Even so, as I face my own profound health issues, it is my dog’s poor health that is piercing me to the heart. I’m dreading that morning when I walk downstairs and … well, those of us who love dogs understand that all dog stories end the same way.
Her full name is Bijou de Minuit (Jewel of Midnight) — my wife teaches French. She is a 12-year-old black miniature poodle, and she is, literally, on her last legs. Her hind quarters fly out from beneath her, her back creaks and cracks as she walks, she limps, she’s speckled with bright red warts the size of nickels, her snore is loud and labored (like a freight train chugging up some steep grade) and she spends most of the day drowsing on her pillow-bed next to the kitchen radiator.
Bijou’s medicine chest is impressive for a 23-pound dog: A baby dose of amoxicillin for chronic urinary tract infections; prednisone and Tramadol for pain; phenobarbital for seizures; Proin for incontinence – all of it wrapped in mini-slices of pepperoni.
She is, I realize, “just” a dog. But she has, nonetheless, taught me a few lessons about life, living and illness. Despite all her troubles, Bijou is still game. She still groans to her feet to go outside, still barks at and with the neighborhood dogs, is willing to hobble around the kitchen to carouse with a rubber ball — her shrub of a tail quivering in joy.
I know now that Bijou was an important part of my therapy as I recovered from having my prostate removed. I learned that dogs, besides being pets, can also be our teachers.
Human beings constantly struggle to live in the moment. We’re either obsessing over the past (”Gee, life would’ve been different if I’d only joined the Peace Corps.”), or obsessing over the future (”Gee, I hope my 401K holds up”). We forget that life, real life, is lived right now, in this very moment.
But living in the moment is something that dogs (and cancer patients) do by their very nature. Bijou eats when she’s hungry, drinks when she’s thirsty, sleeps when she’s tired and will still gratefully curl up in whatever swatch of sunlight steals through the windows.
She’d jump up onto my sickbed last summer, nuzzle me and ask for her ears and pointy snout to be scratched. It made both of us happy as she sighed in satisfaction. And she was the subject of one of our favorite family jokes as I recuperated: “You take the dog out. I have cancer.”
In spending so much time with Bijou, I began to realize that our dogs, in their carefree dogginess, make us more human, force us to shed our narcissistic skins. Even when you have cancer, you can’t be utterly self-involved when you have a floppy-eared mutt who needs to be fed, walked and belly-scratched. And you can’t help but ponder the mysteries of creation as you gaze into the eyes of your dog, or wonder why and how we chose dogs and they chose us.
Dogs also tell us – especially when we’re sick – of our own finitude. And, partly, that’s why we cry when they die, because we also know that all human-being stories end the same way, too.
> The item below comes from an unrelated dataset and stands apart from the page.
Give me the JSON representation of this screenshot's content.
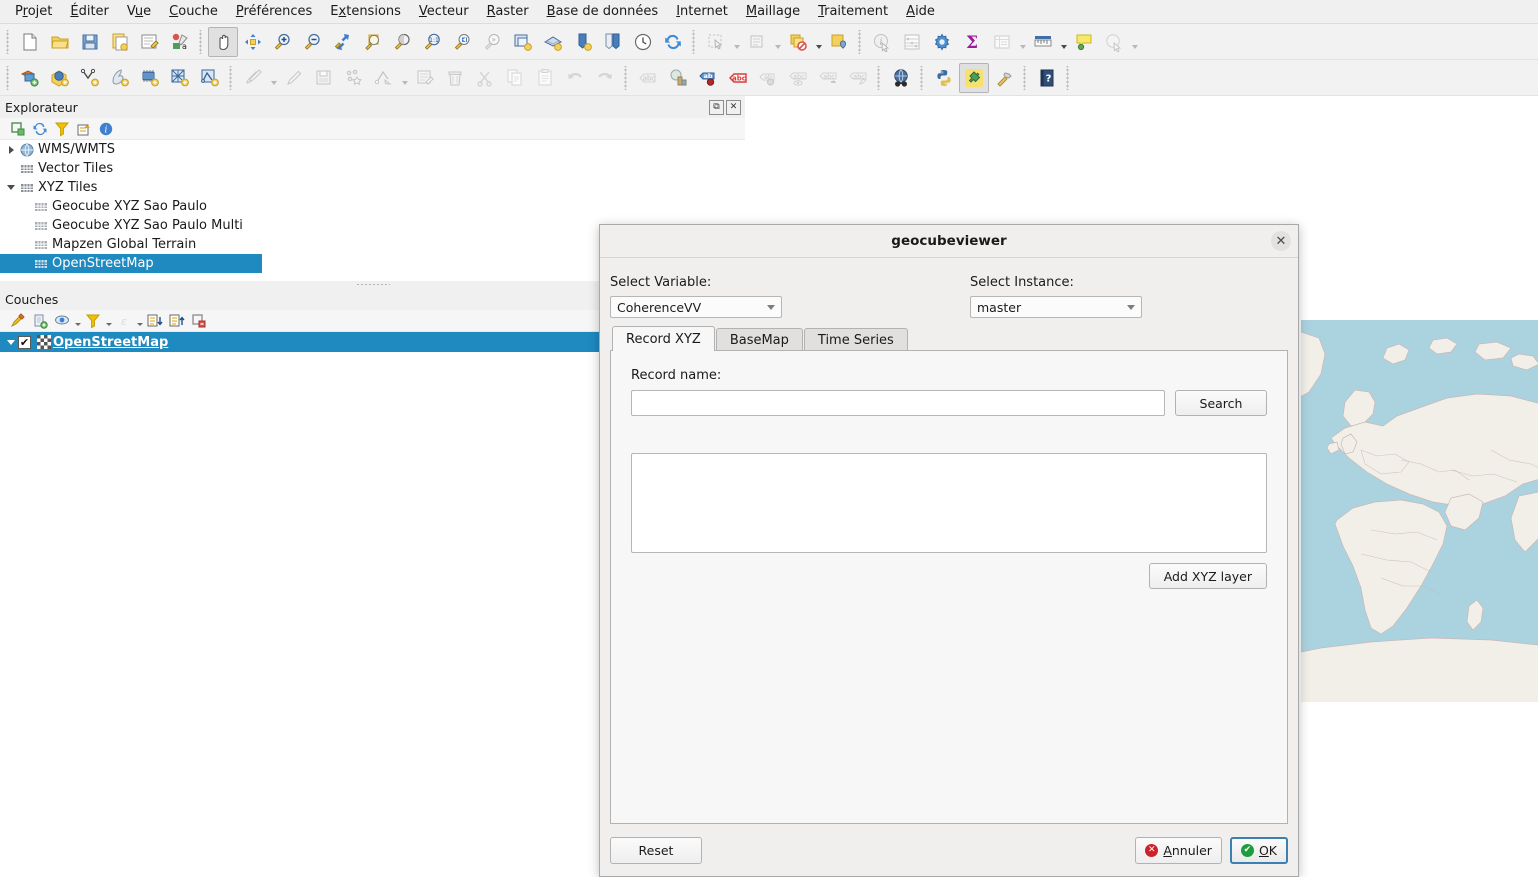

Good dogs – and most dogs are good dogs – are canine candles that briefly blaze and shine, illuminating our lives. Bijou has been here with us for the past 12 years, reminding us that simple pleasures are the ones to be treasured: a treat, a game of fetch, a nose-to-the-ground stroll in the park.
Simple pleasures. As I lazed and dozed at home last summer after surgery, there was nothing sweeter to me in this world than to hear Bijou drinking from her water dish outside my door. It was if her gentle lap-lapping ferried me to waters of healing. I’ll miss her.